This is clearly a criticism which NHS England expected to receive. The announcement of the pilot scheme was accompanied by “expert advice from senior clinical experts” which set out the reasons why the scheme was advisable and would not endanger the lives of patients. The announcement of the wider implementation of the scheme stated that the proposals were “well structured, methodical and evidence based”, with “significant input from senior ambulance clinicians”.

The review of the pilot scheme, carried out by Sheffield University’s Centre for Emergency and Urgent Care Research (CURE), concluded that the new system allowed ambulance services to use their resources more effectively, although the results are perhaps more modest than hoped for. 6.5% of the most serious 999 calls received a faster emergency response, and more patients were allocated the correct vehicle first time. The study estimated that there was the potential for a gain of 10,243 resources per week, which would be available to respond to other incidents, with fewer vehicles being assigned to calls and then cancelled before arrival. Other proposals tested did not produce a quantifiable change in outcomes, but were thought to have provided “a period of stability” at a time of increased demand.

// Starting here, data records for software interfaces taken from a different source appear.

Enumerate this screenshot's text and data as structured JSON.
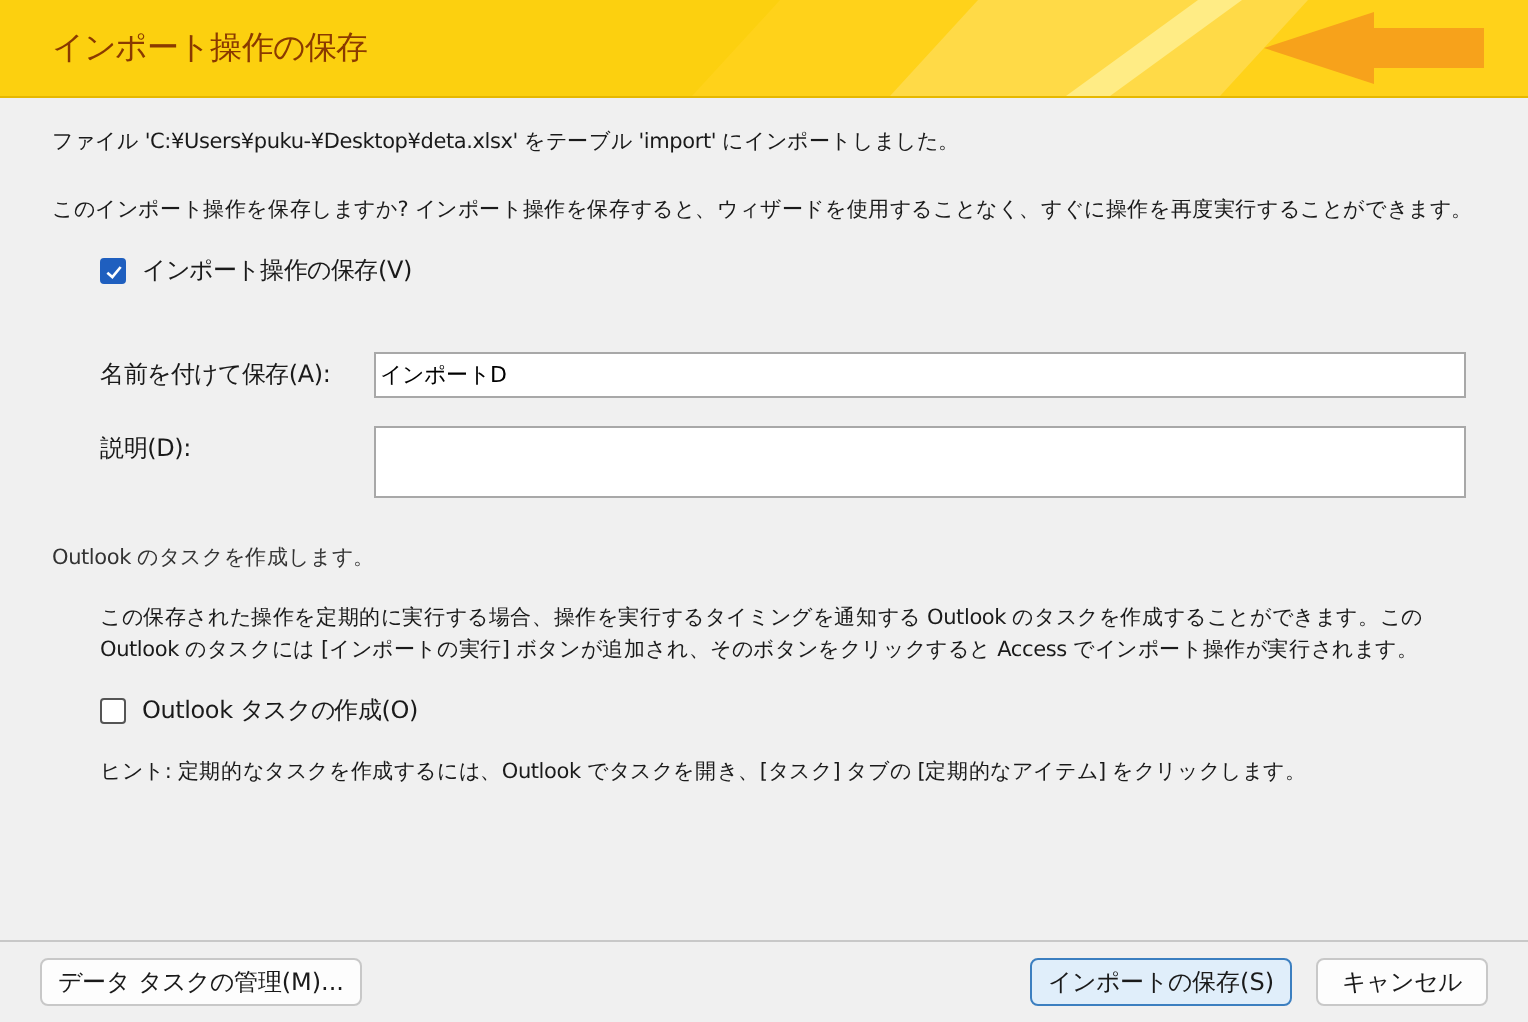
{
  "window": {
    "title": "インポート操作の保存"
  },
  "message": "ファイル 'C:¥Users¥puku-¥Desktop¥deta.xlsx' をテーブル 'import' にインポートしました。",
  "question": "このインポート操作を保存しますか? インポート操作を保存すると、ウィザードを使用することなく、すぐに操作を再度実行することができます。",
  "save_checkbox": {
    "label": "インポート操作の保存(V)",
    "checked": true
  },
  "fields": [
    {
      "label": "名前を付けて保存(A):",
      "value": "インポートD",
      "kind": "single"
    },
    {
      "label": "説明(D):",
      "kind": "multi"
    }
  ],
  "outlook_section": {
    "heading": "Outlook のタスクを作成します。",
    "description": "この保存された操作を定期的に実行する場合、操作を実行するタイミングを通知する Outlook のタスクを作成することができます。この Outlook のタスクには [インポートの実行] ボタンが追加され、そのボタンをクリックすると Access でインポート操作が実行されます。",
    "checkbox": {
      "label": "Outlook タスクの作成(O)",
      "checked": false
    },
    "hint": "ヒント: 定期的なタスクを作成するには、Outlook でタスクを開き、[タスク] タブの [定期的なアイテム] をクリックします。"
  },
  "buttons": [
    {
      "label": "データ タスクの管理(M)...",
      "kind": "left"
    },
    {
      "label": "インポートの保存(S)",
      "kind": "default"
    },
    {
      "label": "キャンセル",
      "kind": "normal"
    }
  ]
}
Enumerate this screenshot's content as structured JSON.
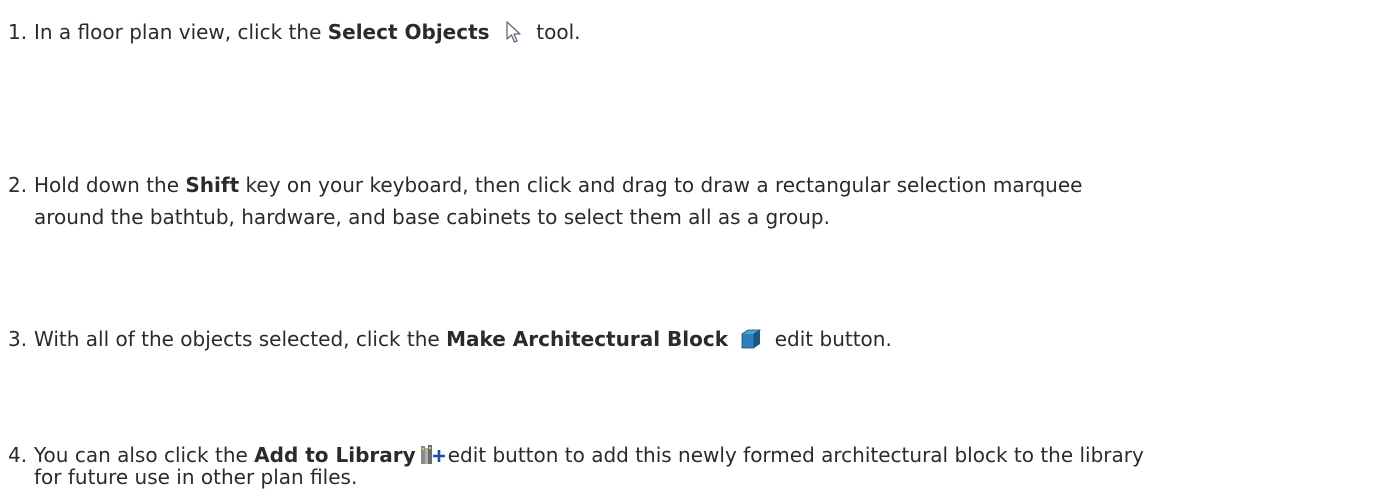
{
  "steps": [
    {
      "number": "1.",
      "prefix": "In a floor plan view, click the ",
      "bold": "Select Objects",
      "icon": "select-objects-arrow-icon",
      "suffix": "tool."
    },
    {
      "number": "2.",
      "prefix": "Hold down the ",
      "bold": "Shift",
      "suffix_line1": " key on your keyboard, then click and drag to draw a rectangular selection marquee",
      "line2": "around the bathtub, hardware, and base cabinets to select them all as a group."
    },
    {
      "number": "3.",
      "prefix": "With all of the objects selected, click the ",
      "bold": "Make Architectural Block",
      "icon": "make-architectural-block-icon",
      "suffix": "edit button."
    },
    {
      "number": "4.",
      "prefix": "You can also click the ",
      "bold": "Add to Library",
      "icon": "add-to-library-icon",
      "suffix_line1": "edit button to add this newly formed architectural block to the library",
      "line2": "for future use in other plan files."
    }
  ],
  "colors": {
    "text": "#2b2b2b",
    "block_icon": "#2e7fb8",
    "library_icon_plus": "#1f4fa8"
  }
}
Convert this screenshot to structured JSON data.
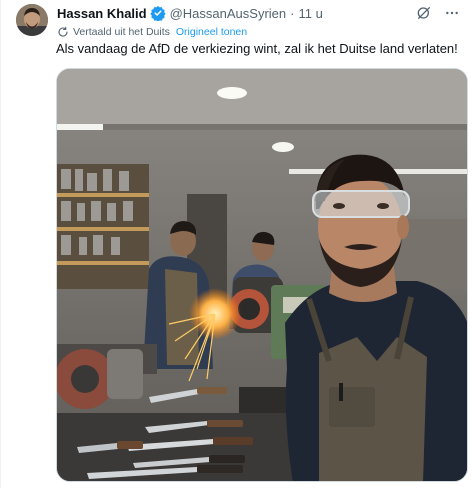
{
  "tweet": {
    "author_name": "Hassan Khalid",
    "handle": "@HassanAusSyrien",
    "separator": "·",
    "time": "11 u",
    "translation_label": "Vertaald uit het Duits",
    "show_original_label": "Origineel tonen",
    "text": "Als vandaag de AfD de verkiezing wint, zal ik het Duitse land verlaten!"
  },
  "icons": {
    "verified": "verified-badge-icon",
    "grok": "grok-icon",
    "more": "more-icon",
    "translate": "translate-icon"
  },
  "colors": {
    "accent": "#1d9bf0",
    "text_primary": "#0f1419",
    "text_secondary": "#536471",
    "border": "#cfd9de"
  }
}
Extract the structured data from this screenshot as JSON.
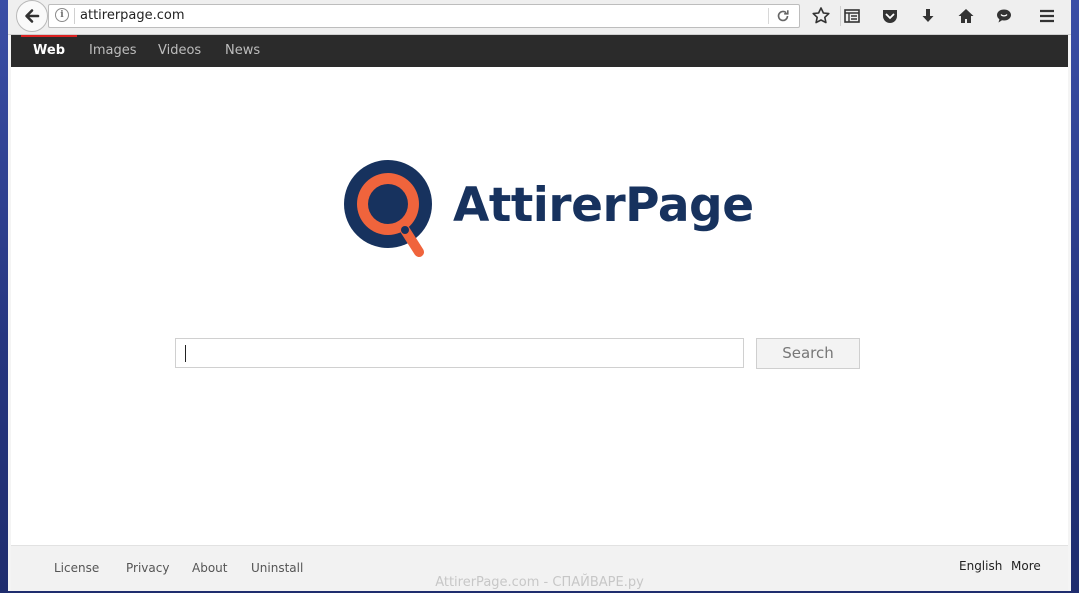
{
  "browser": {
    "url": "attirerpage.com",
    "toolbar_icons": [
      "back-arrow-icon",
      "info-icon",
      "reload-icon",
      "star-icon",
      "reading-list-icon",
      "pocket-icon",
      "download-icon",
      "home-icon",
      "chat-icon",
      "menu-icon"
    ]
  },
  "nav": {
    "items": [
      {
        "label": "Web",
        "active": true
      },
      {
        "label": "Images",
        "active": false
      },
      {
        "label": "Videos",
        "active": false
      },
      {
        "label": "News",
        "active": false
      }
    ]
  },
  "brand": {
    "name": "AttirerPage",
    "colors": {
      "navy": "#17325e",
      "orange": "#f0643c"
    }
  },
  "search": {
    "input_value": "",
    "button_label": "Search"
  },
  "footer": {
    "left_links": [
      "License",
      "Privacy",
      "About",
      "Uninstall"
    ],
    "language": "English",
    "more": "More"
  },
  "watermark": "AttirerPage.com - СПАЙВАРЕ.ру"
}
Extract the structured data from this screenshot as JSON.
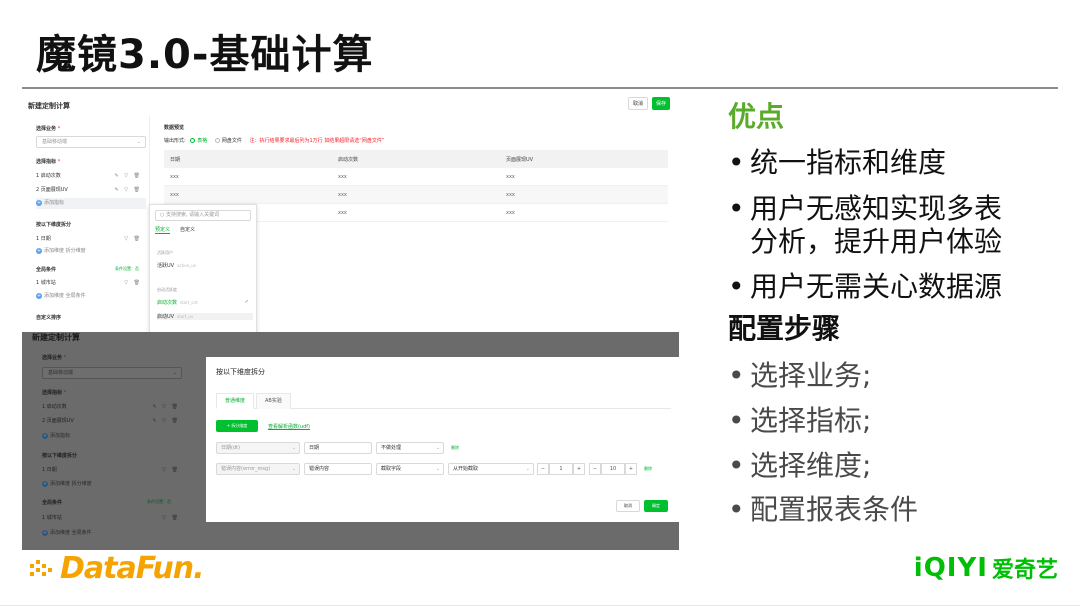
{
  "slide": {
    "title": "魔镜3.0-基础计算"
  },
  "top_shot": {
    "title": "新建定制计算",
    "cancel": "取消",
    "save": "保存",
    "left": {
      "business_label": "选择业务",
      "business_value": "基础移动端",
      "metrics_label": "选择指标",
      "metrics": [
        {
          "label": "1 启动次数"
        },
        {
          "label": "2 页面展现UV"
        }
      ],
      "add_metric": "添加指标",
      "dimension_label": "按以下维度拆分",
      "dimensions": [
        {
          "label": "1 日期"
        }
      ],
      "add_dimension": "添加维度 拆分维度",
      "global_label": "全局条件",
      "global_link": "条件设置：",
      "global_link_flag": "否",
      "global_items": [
        {
          "label": "1 城市站"
        }
      ],
      "add_global": "添加维度 全局条件",
      "custom_label": "自定义排序"
    },
    "data": {
      "title": "数据预览",
      "output_label": "输出形式:",
      "option_table": "表格",
      "option_file": "网盘文件",
      "warning": "注：执行结果要求最后列为1万行 如结果超限请选“网盘文件”",
      "columns": [
        "日期",
        "启动次数",
        "页面展现UV"
      ],
      "rows": [
        [
          "xxx",
          "xxx",
          "xxx"
        ],
        [
          "xxx",
          "xxx",
          "xxx"
        ],
        [
          "xxx",
          "xxx",
          "xxx"
        ]
      ]
    },
    "dropdown": {
      "search_placeholder": "支持搜索, 请输入关键词",
      "tab_predefined": "预定义",
      "tab_custom": "自定义",
      "section_user": "活跃用户",
      "opt_active_uv": "活跃UV",
      "opt_active_uv_id": "active_uv",
      "section_device": "启动活跃度",
      "opt_launch": "启动次数",
      "opt_launch_id": "start_cnt",
      "opt_launch_uv": "启动UV",
      "opt_launch_uv_id": "start_uv"
    }
  },
  "bottom_shot": {
    "title": "新建定制计算",
    "left": {
      "business_label": "选择业务",
      "business_value": "基础移动端",
      "metrics_label": "选择指标",
      "metrics": [
        {
          "label": "1 启动次数"
        },
        {
          "label": "2 页面展现UV"
        }
      ],
      "add_metric": "添加指标",
      "dimension_label": "按以下维度拆分",
      "dimensions": [
        {
          "label": "1 日期"
        }
      ],
      "add_dimension": "添加维度 拆分维度",
      "global_label": "全局条件",
      "global_link": "条件设置：",
      "global_link_flag": "否",
      "global_items": [
        {
          "label": "1 城市站"
        }
      ],
      "add_global": "添加维度 全局条件"
    },
    "modal": {
      "title": "按以下维度拆分",
      "tab_normal": "普通维度",
      "tab_ab": "AB实验",
      "split_button": "+ 拆分维度",
      "help_link": "查看解析函数(udf)",
      "row1": {
        "field": "日期(dt)",
        "name": "日期",
        "process": "不做处理",
        "delete": "删除"
      },
      "row2": {
        "field": "错误内容(error_msg)",
        "name": "错误内容",
        "process": "截取字段",
        "mode": "从开始截取",
        "from": "1",
        "to": "10",
        "delete": "删除"
      },
      "cancel": "取消",
      "ok": "确定"
    }
  },
  "right": {
    "pros_heading": "优点",
    "pros_color": "#5aab2a",
    "pros": [
      "统一指标和维度",
      "用户无感知实现多表",
      "分析，提升用户体验",
      "用户无需关心数据源"
    ],
    "steps_heading": "配置步骤",
    "steps": [
      "选择业务;",
      "选择指标;",
      "选择维度;",
      "配置报表条件"
    ]
  },
  "footer": {
    "datafun": "DataFun.",
    "iqiyi_en": "iQIYI",
    "iqiyi_cn": "爱奇艺"
  }
}
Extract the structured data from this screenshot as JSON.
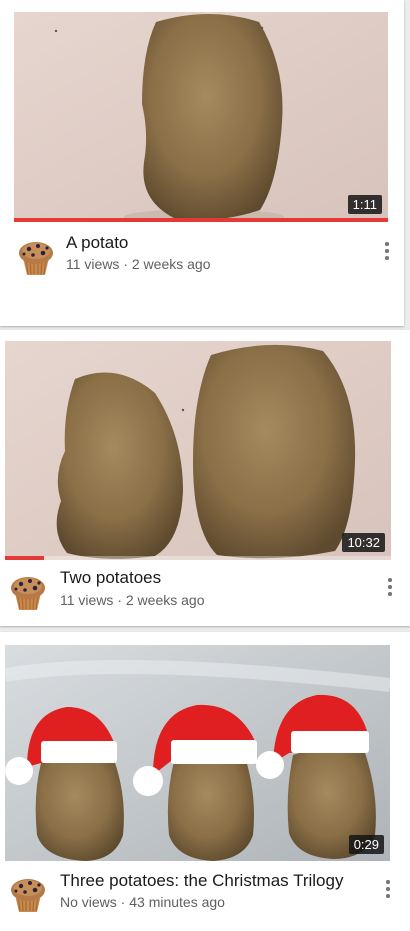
{
  "videos": [
    {
      "title": "A potato",
      "meta": "11 views · 2 weeks ago",
      "duration": "1:11",
      "watched_fraction": 1.0,
      "thumbnail_icon": "potato-thumbnail",
      "avatar_icon": "muffin-avatar"
    },
    {
      "title": "Two potatoes",
      "meta": "11 views · 2 weeks ago",
      "duration": "10:32",
      "watched_fraction": 0.1,
      "thumbnail_icon": "two-potatoes-thumbnail",
      "avatar_icon": "muffin-avatar"
    },
    {
      "title": "Three potatoes: the Christmas Trilogy",
      "meta": "No views · 43 minutes ago",
      "duration": "0:29",
      "watched_fraction": 0,
      "thumbnail_icon": "three-potatoes-santa-hats-thumbnail",
      "avatar_icon": "muffin-avatar"
    }
  ],
  "colors": {
    "progress": "#e53935",
    "background": "#ececec",
    "meta_text": "#606060"
  }
}
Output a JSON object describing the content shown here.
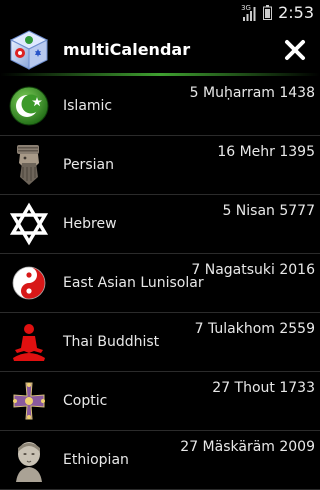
{
  "status_bar": {
    "network_type": "3G",
    "time": "2:53",
    "icons": [
      "signal-icon",
      "battery-icon"
    ]
  },
  "action_bar": {
    "title": "multiCalendar",
    "app_icon": "multicalendar-logo-icon",
    "close_icon": "close-icon",
    "accent_color": "#3fa030"
  },
  "calendars": [
    {
      "name": "Islamic",
      "date": "5 Muḥarram 1438",
      "icon": "crescent-star-icon"
    },
    {
      "name": "Persian",
      "date": "16 Mehr 1395",
      "icon": "persian-relief-icon"
    },
    {
      "name": "Hebrew",
      "date": "5 Nisan 5777",
      "icon": "star-of-david-icon"
    },
    {
      "name": "East Asian Lunisolar",
      "date": "7 Nagatsuki 2016",
      "icon": "yin-yang-icon"
    },
    {
      "name": "Thai Buddhist",
      "date": "7 Tulakhom 2559",
      "icon": "meditation-icon"
    },
    {
      "name": "Coptic",
      "date": "27 Thout 1733",
      "icon": "coptic-cross-icon"
    },
    {
      "name": "Ethiopian",
      "date": "27 Mäskäräm 2009",
      "icon": "ethiopian-bust-icon"
    }
  ]
}
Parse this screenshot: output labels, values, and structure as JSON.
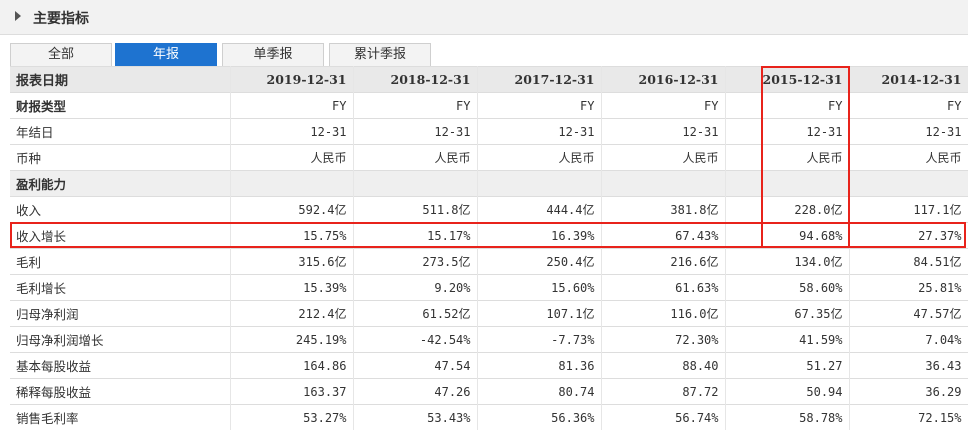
{
  "section_title": "主要指标",
  "tabs": [
    "全部",
    "年报",
    "单季报",
    "累计季报"
  ],
  "active_tab": "年报",
  "header_label": "报表日期",
  "dates": [
    "2019-12-31",
    "2018-12-31",
    "2017-12-31",
    "2016-12-31",
    "2015-12-31",
    "2014-12-31"
  ],
  "rows": [
    {
      "label": "财报类型",
      "values": [
        "FY",
        "FY",
        "FY",
        "FY",
        "FY",
        "FY"
      ],
      "bold": true
    },
    {
      "label": "年结日",
      "values": [
        "12-31",
        "12-31",
        "12-31",
        "12-31",
        "12-31",
        "12-31"
      ]
    },
    {
      "label": "币种",
      "values": [
        "人民币",
        "人民币",
        "人民币",
        "人民币",
        "人民币",
        "人民币"
      ]
    },
    {
      "label": "盈利能力",
      "section": true
    },
    {
      "label": "收入",
      "values": [
        "592.4亿",
        "511.8亿",
        "444.4亿",
        "381.8亿",
        "228.0亿",
        "117.1亿"
      ]
    },
    {
      "label": "收入增长",
      "values": [
        "15.75%",
        "15.17%",
        "16.39%",
        "67.43%",
        "94.68%",
        "27.37%"
      ]
    },
    {
      "label": "毛利",
      "values": [
        "315.6亿",
        "273.5亿",
        "250.4亿",
        "216.6亿",
        "134.0亿",
        "84.51亿"
      ]
    },
    {
      "label": "毛利增长",
      "values": [
        "15.39%",
        "9.20%",
        "15.60%",
        "61.63%",
        "58.60%",
        "25.81%"
      ]
    },
    {
      "label": "归母净利润",
      "values": [
        "212.4亿",
        "61.52亿",
        "107.1亿",
        "116.0亿",
        "67.35亿",
        "47.57亿"
      ]
    },
    {
      "label": "归母净利润增长",
      "values": [
        "245.19%",
        "-42.54%",
        "-7.73%",
        "72.30%",
        "41.59%",
        "7.04%"
      ]
    },
    {
      "label": "基本每股收益",
      "values": [
        "164.86",
        "47.54",
        "81.36",
        "88.40",
        "51.27",
        "36.43"
      ]
    },
    {
      "label": "稀释每股收益",
      "values": [
        "163.37",
        "47.26",
        "80.74",
        "87.72",
        "50.94",
        "36.29"
      ]
    },
    {
      "label": "销售毛利率",
      "values": [
        "53.27%",
        "53.43%",
        "56.36%",
        "56.74%",
        "58.78%",
        "72.15%"
      ]
    }
  ],
  "highlight_color": "#e8231b",
  "active_tab_color": "#1e73d0"
}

Most importantly, there were no reports of any serious or adverse patient incidents associated with the new scheme, even where call handlers were given longer to assess the call before dispatching a vehicle.

These figures offer some reassurance to those with concerns. It is also significant that there is broad support for the new system from those who know, including the Stroke Association, the British Heart Foundation, the Association of Ambulance Chief Executives, and the College of Paramedics.

No organisation as large, complex, and pressured as the ambulance services can be fixed overnight. There may well be cases where the system fails, or where the pressure to achieve targets is expressed in ways which are not necessarily in the best interests of patients or those who work in the front line.

Nevertheless, in a system that remains substantially unchanged since 1974, it may be time for a change. Whether the optimists or the cynics are proved right, remains to be seen.